(Entries from a dataset of interfaces)

*-*-*

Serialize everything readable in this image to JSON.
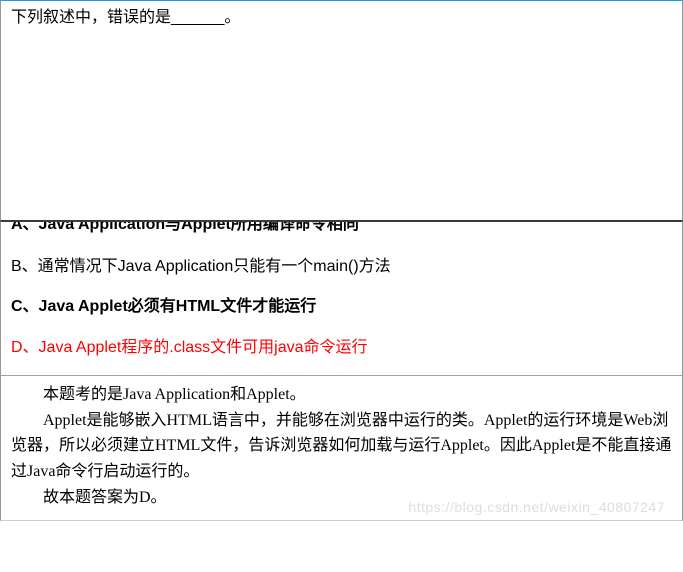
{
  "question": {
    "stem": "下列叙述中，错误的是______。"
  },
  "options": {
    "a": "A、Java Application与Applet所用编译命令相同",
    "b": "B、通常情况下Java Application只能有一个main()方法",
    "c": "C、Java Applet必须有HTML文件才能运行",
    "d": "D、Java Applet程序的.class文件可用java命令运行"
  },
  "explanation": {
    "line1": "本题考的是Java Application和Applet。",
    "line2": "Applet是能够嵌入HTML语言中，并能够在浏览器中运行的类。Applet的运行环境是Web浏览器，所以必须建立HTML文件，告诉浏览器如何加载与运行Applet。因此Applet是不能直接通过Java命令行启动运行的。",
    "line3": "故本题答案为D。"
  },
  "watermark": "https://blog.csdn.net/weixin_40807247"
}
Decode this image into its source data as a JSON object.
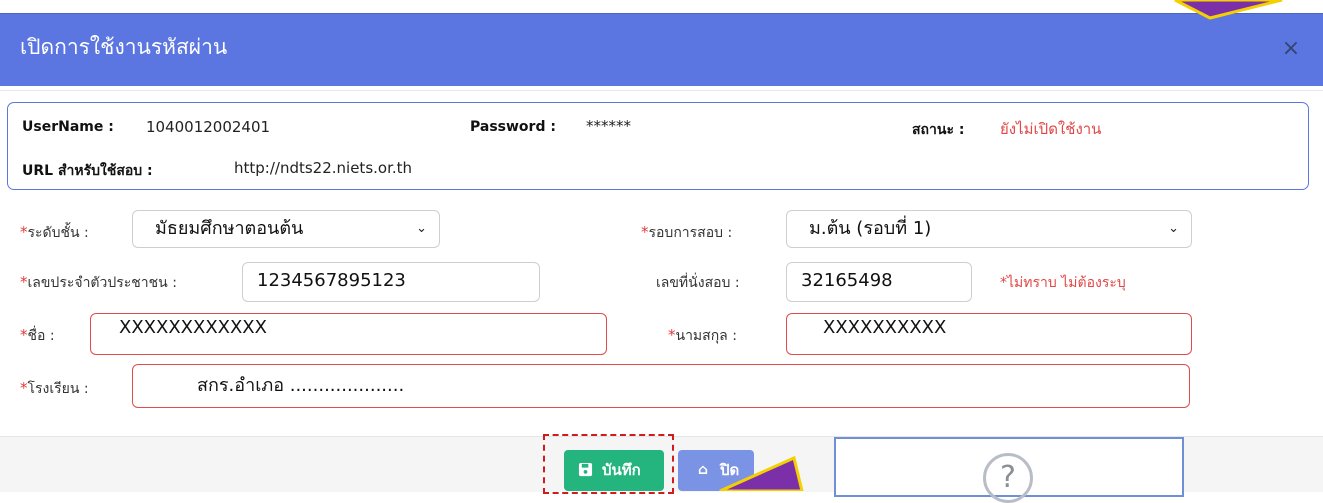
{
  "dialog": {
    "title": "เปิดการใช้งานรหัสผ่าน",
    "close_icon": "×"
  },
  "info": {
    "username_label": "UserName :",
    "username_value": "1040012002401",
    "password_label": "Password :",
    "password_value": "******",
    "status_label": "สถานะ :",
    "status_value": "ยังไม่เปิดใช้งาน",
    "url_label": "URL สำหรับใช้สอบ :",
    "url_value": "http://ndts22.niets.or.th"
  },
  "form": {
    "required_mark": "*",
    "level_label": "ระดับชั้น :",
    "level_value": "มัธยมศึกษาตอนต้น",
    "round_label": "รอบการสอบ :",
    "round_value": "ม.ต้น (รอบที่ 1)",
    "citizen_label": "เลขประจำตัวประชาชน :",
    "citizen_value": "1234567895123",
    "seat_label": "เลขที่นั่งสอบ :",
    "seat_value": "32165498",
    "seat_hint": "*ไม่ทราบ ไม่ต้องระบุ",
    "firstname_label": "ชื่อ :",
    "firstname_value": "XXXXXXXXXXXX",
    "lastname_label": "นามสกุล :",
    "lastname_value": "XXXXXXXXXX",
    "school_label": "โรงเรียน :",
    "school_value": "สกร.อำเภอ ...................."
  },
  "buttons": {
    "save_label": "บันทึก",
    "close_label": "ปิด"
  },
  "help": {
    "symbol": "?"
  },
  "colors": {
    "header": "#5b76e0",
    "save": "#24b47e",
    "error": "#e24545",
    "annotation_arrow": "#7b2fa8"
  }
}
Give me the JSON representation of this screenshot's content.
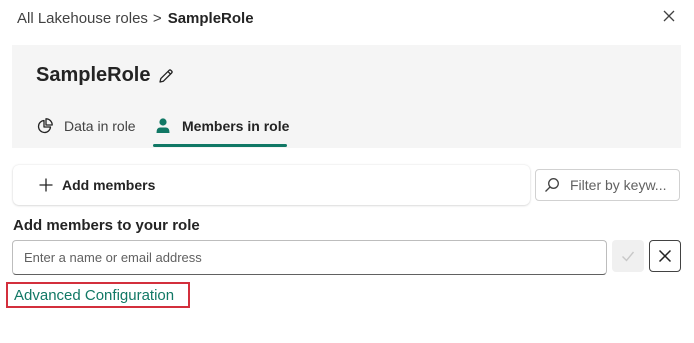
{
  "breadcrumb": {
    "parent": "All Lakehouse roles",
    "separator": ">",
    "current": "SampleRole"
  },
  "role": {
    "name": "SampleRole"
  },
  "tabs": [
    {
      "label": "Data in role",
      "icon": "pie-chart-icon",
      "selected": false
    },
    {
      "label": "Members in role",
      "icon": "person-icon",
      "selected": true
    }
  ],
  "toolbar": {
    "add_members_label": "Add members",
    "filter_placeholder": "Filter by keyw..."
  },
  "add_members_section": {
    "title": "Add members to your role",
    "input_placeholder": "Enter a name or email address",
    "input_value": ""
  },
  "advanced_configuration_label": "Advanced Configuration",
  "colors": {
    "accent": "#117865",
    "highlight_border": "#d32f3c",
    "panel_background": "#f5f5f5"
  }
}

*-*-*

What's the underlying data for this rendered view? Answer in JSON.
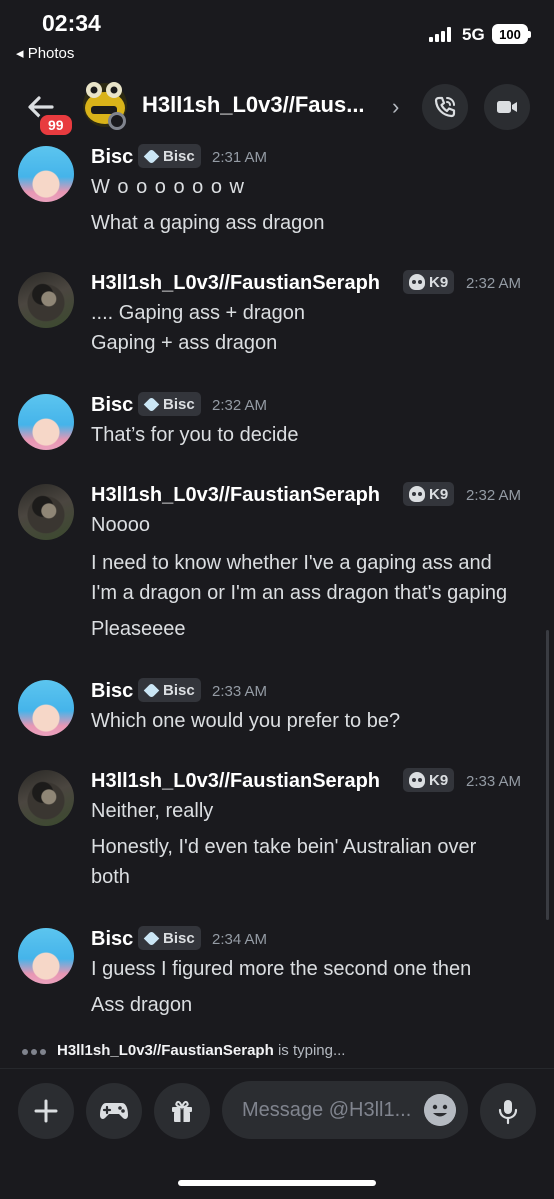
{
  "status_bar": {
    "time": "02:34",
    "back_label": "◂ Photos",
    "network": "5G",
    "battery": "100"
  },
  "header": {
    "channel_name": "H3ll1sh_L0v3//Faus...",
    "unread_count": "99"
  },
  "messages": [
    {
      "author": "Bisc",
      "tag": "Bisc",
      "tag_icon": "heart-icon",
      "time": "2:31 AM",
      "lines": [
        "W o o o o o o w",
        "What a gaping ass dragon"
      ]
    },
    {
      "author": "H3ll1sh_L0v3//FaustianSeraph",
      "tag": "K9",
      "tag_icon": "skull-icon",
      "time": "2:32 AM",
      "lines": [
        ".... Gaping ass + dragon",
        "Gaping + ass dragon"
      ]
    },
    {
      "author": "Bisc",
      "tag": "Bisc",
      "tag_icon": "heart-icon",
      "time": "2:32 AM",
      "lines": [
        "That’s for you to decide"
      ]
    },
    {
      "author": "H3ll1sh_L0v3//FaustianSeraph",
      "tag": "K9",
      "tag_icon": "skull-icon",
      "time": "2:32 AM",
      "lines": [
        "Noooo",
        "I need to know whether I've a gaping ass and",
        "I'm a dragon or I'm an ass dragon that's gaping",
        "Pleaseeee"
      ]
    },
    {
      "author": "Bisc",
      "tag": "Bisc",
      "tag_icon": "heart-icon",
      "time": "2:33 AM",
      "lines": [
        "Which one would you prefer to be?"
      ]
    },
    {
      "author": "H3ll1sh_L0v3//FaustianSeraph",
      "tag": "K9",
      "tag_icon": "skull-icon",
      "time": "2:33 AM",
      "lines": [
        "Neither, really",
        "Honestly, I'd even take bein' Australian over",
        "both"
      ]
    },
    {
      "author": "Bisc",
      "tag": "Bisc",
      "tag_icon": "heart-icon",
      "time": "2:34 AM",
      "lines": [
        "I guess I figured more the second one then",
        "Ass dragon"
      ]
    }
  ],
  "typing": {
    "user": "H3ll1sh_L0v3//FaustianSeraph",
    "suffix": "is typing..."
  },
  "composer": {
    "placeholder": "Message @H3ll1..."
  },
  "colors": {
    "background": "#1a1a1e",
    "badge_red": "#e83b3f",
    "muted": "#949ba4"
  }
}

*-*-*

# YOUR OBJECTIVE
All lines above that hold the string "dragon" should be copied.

# ANSWER TO THE PROBLEM
        "What a gaping ass dragon"
        ".... Gaping ass + dragon",
        "Gaping + ass dragon"
        "I'm a dragon or I'm an ass dragon that's gaping",
        "Ass dragon"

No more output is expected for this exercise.